Pick out each line below containing "Industries".

-- Records for this task follows --

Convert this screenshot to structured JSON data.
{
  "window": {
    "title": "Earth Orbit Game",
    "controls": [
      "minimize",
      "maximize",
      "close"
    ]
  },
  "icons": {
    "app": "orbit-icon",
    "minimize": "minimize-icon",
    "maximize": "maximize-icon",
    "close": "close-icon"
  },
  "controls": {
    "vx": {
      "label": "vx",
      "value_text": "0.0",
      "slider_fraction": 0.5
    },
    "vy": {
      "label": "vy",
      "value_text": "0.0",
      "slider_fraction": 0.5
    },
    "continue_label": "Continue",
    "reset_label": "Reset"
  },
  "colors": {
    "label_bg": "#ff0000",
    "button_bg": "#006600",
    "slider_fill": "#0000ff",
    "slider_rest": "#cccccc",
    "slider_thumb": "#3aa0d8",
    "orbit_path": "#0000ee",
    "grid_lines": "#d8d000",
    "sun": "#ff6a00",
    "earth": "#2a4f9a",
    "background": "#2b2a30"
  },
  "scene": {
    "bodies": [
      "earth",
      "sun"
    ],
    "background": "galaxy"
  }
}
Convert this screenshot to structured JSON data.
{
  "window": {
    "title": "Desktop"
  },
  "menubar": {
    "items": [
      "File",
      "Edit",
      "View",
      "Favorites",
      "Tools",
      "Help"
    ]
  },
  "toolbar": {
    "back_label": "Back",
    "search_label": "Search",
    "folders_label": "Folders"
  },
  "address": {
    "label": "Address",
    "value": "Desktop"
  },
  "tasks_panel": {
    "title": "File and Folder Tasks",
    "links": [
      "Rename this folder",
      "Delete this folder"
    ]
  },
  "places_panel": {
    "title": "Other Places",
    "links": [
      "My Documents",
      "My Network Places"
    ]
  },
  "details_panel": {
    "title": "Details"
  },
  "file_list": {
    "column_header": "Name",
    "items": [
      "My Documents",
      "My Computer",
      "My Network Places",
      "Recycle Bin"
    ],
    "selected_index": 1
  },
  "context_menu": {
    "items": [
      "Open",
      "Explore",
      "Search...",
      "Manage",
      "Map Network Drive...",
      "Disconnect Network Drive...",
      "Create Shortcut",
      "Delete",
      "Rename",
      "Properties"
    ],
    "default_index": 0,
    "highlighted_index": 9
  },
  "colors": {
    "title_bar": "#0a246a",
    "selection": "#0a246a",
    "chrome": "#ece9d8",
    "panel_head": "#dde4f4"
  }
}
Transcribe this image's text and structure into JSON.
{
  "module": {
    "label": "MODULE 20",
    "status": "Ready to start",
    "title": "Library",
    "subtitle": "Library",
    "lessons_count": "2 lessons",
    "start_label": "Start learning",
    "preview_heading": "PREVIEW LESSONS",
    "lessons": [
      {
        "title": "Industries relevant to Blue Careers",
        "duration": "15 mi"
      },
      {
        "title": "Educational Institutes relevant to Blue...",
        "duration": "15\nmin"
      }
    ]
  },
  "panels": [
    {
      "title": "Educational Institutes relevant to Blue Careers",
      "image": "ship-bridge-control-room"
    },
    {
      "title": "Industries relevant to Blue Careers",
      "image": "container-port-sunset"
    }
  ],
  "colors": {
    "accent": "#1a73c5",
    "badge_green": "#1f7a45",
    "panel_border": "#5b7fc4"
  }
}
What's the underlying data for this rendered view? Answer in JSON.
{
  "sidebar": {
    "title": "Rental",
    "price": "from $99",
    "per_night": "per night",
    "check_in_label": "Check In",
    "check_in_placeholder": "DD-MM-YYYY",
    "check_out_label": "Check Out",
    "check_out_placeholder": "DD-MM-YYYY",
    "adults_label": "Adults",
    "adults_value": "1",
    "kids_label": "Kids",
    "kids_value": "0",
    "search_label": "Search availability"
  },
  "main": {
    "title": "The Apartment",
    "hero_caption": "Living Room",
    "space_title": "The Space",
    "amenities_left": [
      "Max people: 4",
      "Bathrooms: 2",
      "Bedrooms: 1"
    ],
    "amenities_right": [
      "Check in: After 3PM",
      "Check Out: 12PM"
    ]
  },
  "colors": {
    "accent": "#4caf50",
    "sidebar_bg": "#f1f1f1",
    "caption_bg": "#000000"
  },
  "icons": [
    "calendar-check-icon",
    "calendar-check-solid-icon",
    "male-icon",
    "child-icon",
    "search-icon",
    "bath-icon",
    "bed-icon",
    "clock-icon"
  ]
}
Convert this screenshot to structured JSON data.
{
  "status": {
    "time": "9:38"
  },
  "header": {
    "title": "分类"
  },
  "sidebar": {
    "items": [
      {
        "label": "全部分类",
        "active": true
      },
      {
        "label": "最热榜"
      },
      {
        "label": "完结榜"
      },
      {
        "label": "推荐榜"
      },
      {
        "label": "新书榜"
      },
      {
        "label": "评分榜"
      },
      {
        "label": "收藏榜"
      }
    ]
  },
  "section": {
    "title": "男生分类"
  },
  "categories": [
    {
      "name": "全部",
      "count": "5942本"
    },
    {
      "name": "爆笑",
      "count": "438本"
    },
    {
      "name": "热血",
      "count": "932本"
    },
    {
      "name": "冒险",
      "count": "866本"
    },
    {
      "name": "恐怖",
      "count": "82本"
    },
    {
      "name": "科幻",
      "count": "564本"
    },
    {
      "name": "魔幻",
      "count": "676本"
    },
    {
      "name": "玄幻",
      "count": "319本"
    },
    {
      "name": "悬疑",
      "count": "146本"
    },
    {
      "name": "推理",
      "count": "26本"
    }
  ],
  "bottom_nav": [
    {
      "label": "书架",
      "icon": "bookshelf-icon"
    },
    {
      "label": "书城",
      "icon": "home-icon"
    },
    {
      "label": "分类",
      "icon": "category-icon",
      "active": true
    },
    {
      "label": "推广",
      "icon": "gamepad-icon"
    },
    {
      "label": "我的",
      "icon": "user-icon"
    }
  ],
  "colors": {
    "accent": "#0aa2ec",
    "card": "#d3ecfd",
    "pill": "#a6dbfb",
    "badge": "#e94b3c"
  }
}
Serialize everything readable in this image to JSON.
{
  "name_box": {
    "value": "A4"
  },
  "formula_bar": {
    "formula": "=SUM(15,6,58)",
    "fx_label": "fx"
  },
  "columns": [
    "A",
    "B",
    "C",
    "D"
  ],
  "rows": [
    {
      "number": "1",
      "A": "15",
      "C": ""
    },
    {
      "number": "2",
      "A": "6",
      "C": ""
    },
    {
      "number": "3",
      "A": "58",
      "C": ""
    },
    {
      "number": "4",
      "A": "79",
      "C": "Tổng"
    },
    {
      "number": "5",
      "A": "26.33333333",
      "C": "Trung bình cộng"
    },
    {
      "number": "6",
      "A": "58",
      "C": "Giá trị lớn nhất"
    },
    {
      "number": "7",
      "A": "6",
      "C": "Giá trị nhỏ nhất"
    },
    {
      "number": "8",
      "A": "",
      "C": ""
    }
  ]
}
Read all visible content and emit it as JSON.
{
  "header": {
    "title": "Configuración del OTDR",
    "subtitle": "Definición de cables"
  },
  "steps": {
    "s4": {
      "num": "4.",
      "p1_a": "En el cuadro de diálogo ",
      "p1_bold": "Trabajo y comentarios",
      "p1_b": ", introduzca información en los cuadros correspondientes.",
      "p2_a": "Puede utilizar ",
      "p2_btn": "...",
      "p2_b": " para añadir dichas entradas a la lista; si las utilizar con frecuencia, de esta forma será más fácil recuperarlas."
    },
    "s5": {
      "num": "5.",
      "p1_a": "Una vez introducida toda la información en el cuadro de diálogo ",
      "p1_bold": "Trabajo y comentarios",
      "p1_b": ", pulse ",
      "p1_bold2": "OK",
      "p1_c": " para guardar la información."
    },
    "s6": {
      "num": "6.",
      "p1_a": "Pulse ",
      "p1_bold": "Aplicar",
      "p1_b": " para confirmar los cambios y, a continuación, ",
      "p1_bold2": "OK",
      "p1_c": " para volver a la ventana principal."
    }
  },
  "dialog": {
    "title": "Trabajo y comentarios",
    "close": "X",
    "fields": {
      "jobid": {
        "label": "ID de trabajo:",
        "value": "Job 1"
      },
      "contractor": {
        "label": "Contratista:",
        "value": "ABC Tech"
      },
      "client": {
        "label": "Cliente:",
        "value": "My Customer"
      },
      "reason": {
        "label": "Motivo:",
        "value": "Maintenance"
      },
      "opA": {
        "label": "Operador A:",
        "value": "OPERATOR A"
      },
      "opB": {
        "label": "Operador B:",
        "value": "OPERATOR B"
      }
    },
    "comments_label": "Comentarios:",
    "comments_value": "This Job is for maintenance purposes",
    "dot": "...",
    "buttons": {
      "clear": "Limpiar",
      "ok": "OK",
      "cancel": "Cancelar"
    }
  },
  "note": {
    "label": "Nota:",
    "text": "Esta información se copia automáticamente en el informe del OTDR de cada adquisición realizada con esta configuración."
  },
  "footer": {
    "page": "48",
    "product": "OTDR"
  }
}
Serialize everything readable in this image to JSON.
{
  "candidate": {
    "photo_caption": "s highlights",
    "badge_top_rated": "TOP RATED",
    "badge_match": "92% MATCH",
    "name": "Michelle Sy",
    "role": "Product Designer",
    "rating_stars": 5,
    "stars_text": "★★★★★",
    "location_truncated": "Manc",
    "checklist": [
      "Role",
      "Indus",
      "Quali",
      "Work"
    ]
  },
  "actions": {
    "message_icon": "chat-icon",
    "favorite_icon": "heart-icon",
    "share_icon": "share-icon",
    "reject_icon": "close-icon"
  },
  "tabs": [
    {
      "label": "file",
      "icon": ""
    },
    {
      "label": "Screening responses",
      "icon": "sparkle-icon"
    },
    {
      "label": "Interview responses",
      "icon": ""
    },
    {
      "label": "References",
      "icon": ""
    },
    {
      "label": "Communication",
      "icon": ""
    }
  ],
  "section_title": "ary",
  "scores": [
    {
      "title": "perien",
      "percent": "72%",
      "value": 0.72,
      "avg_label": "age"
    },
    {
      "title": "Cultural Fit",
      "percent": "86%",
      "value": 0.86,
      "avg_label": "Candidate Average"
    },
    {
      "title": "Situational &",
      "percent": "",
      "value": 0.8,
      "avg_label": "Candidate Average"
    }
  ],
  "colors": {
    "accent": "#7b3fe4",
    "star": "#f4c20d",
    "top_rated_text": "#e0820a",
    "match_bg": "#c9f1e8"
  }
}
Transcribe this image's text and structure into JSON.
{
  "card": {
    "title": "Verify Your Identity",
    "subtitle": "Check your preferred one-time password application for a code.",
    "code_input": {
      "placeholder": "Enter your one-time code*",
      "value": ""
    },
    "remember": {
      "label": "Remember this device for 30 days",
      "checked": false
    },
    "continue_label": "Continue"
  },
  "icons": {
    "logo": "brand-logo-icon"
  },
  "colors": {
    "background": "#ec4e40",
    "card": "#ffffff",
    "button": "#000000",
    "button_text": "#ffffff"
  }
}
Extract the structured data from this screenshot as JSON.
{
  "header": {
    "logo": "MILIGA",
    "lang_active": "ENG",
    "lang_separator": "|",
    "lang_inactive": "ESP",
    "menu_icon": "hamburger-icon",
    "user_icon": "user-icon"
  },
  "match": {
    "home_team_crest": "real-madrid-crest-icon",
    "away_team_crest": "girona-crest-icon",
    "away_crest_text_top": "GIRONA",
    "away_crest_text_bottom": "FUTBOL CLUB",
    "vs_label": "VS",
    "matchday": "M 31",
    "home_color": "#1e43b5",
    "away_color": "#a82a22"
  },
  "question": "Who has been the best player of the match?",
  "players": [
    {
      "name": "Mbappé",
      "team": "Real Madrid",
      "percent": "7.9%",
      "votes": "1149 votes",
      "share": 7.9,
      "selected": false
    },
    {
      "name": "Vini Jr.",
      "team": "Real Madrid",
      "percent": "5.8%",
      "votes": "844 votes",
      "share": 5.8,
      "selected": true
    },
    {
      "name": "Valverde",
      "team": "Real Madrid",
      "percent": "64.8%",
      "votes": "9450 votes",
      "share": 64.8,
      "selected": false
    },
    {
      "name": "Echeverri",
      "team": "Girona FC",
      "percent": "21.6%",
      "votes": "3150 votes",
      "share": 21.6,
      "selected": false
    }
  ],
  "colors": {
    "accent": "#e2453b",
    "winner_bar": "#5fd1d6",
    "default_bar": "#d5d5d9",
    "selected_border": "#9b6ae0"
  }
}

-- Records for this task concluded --

*Task result*:
        "title": "Industries relevant to Blue Careers",
      "title": "Industries relevant to Blue Careers",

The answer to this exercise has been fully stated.